European Commission Economic Sentiment Indicator, September 2023: The European Commission (EC) draws from a range of surveys to construct confidence indicators for five sectors of the economy and then uses these to calculate up its Economic Sentiment Indicator (ESI) which is converted to an index based on the long-run average.
The September* reading showed another small fall in the overall ESI for both the EU and the Euro-zone. In both regions, the ESI has been falling since February and it is now below the post-pandemic low point that was recorded in October 2022. Using the EU aggregate, the weakest sector this month was consumer confidence, with more modest falls for the retail and construction sectors; services confidence was broadly unchanged from the August* reading while the industry sector managed a small improvement.
This uptick in industry confidence came despite another weakening of the assessment of the current level of orders books; this was just outweighed by an improvement in the expectation for production in the coming three months and less frequent reporting that stocks of finished products were assessed as being too large/above normal. The report covers two other questions that are not used in calculating the confidence indicator – export order books remained broadly stable and output in the previous 3 months was less negative than in the previous month.
There is a range of movements in the ESI calculation by country; among the larger EU economies, three was a sharp fall in Spain and Italy, broadly neutral positions in Germany, Netherlands and Poland and a significant recovery in France.
As mentioned earlier, the ESI is calculated against the long-run average, so we can look at the position of the individual countries against their own historical situation which is better than a simple comparison between countries. In the latest reading, most countries still have an ESI below 100 with only 6 exceptions – Bulgaria, Croatia, Cyprus, Greece, Malta and Romania. With the significant falls in the ESI for both Italy and Spain these countries fell back below the long run average this month. The EU candidate countries also participate in this survey with Albania and Montenegro also having an ESI reading above their long-run average but North Macedonia fell back under 100.
* Note that, as with the CBI survey, although dated September, the data collection period was from 1st to 21st of the month, so the trends really refer to August.
You can download the EC report and statistical annex from their web-site at https://ec.europa.eu/info/business-economy-euro/indicators-statistics/economic-databases/business-and-consumer-surveys/download-business-and-consumer-survey-data/press-releases_en or you can request it from MTA.
USMTO and CTMR, July 2023: The US Manufacturing Technology Orders (USMTO) programme tracks orders in the US market, based on the reports from participants. Orders were -12.7% lower in the first seven months of 2023 compared to the same period of 2022 (January to July). The 12-month rolling trend – effectively an annualised rate of change – was -16.7% lower than in the previous 12 months.
The AMT Press Release notes that although demand from job-shops was at the lowest level since August 2020, other parts of the manufacturing sector have picked up some of the slack – this has come especially from sectors that have benefitted from re-shoring or government investment in infrastructure. In particular, they mention manufacturers of valves and motor vehicle transmissions.

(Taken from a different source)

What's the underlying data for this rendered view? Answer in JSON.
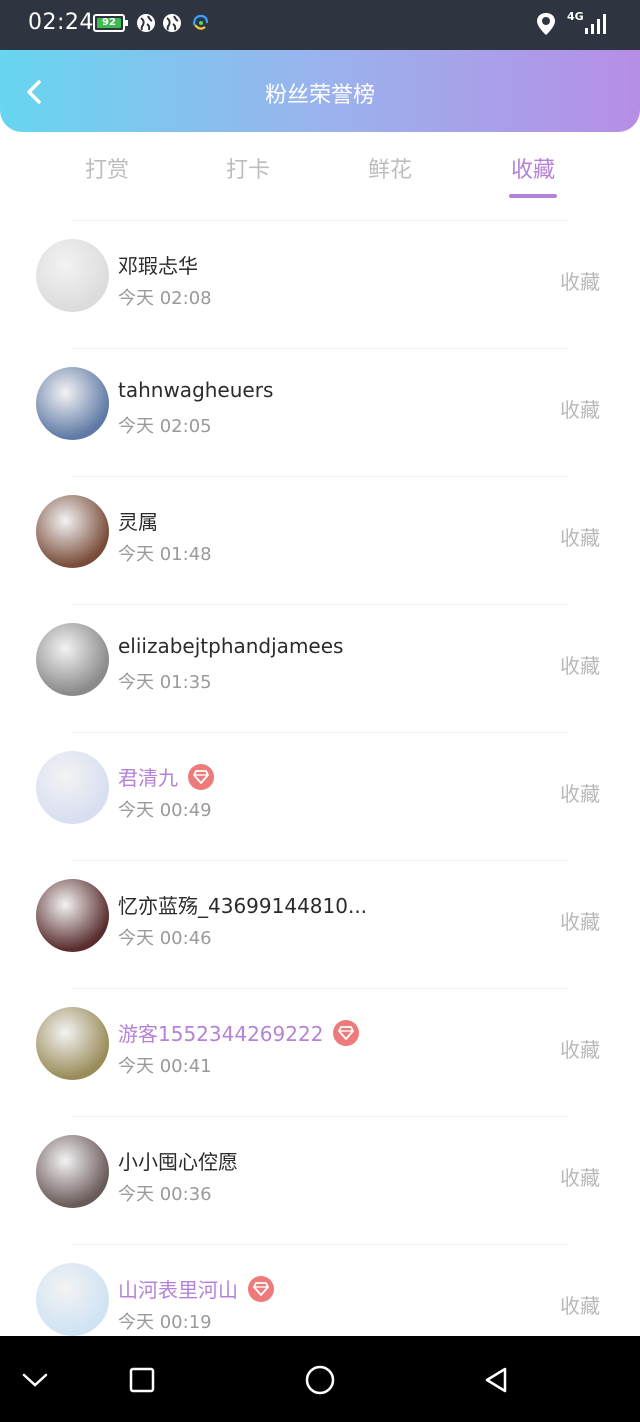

The regional pattern for the first seven months of the year shows that the downturn is concentrated in the West (orders down by -34%) and South-East (-25%), with the other 4 areas only showing single-digit declines with the North-East (-2%) having the smallest reduction in orders compared to the same period last year.
The US Cutting Tool Market Report (CTMR) tracks orders for tooling on a similar basis. In this part of the market, although business was down on the June figure, it was higher than a year earlier and for the January to July period, they report that cutting tool consumption was +9.4% higher than a year ago.
Two factors are mentioned in the CTMR Press Release – the labour disputes in the automotive sector are likely to have an impact on demand from this industry in the near future and the role of inflation in boosting the value totals reported from the survey which hide a less positive picture for volumes.
You can download the press releases for the two surveys from the AMT web-site at www.amtonline.org/topic/intelligence, with the CTMR release also published on the USCTI web-site at www.uscti.com; alternatively, you can request either or both releases from MTA and we can make sure you get them when they are published each month.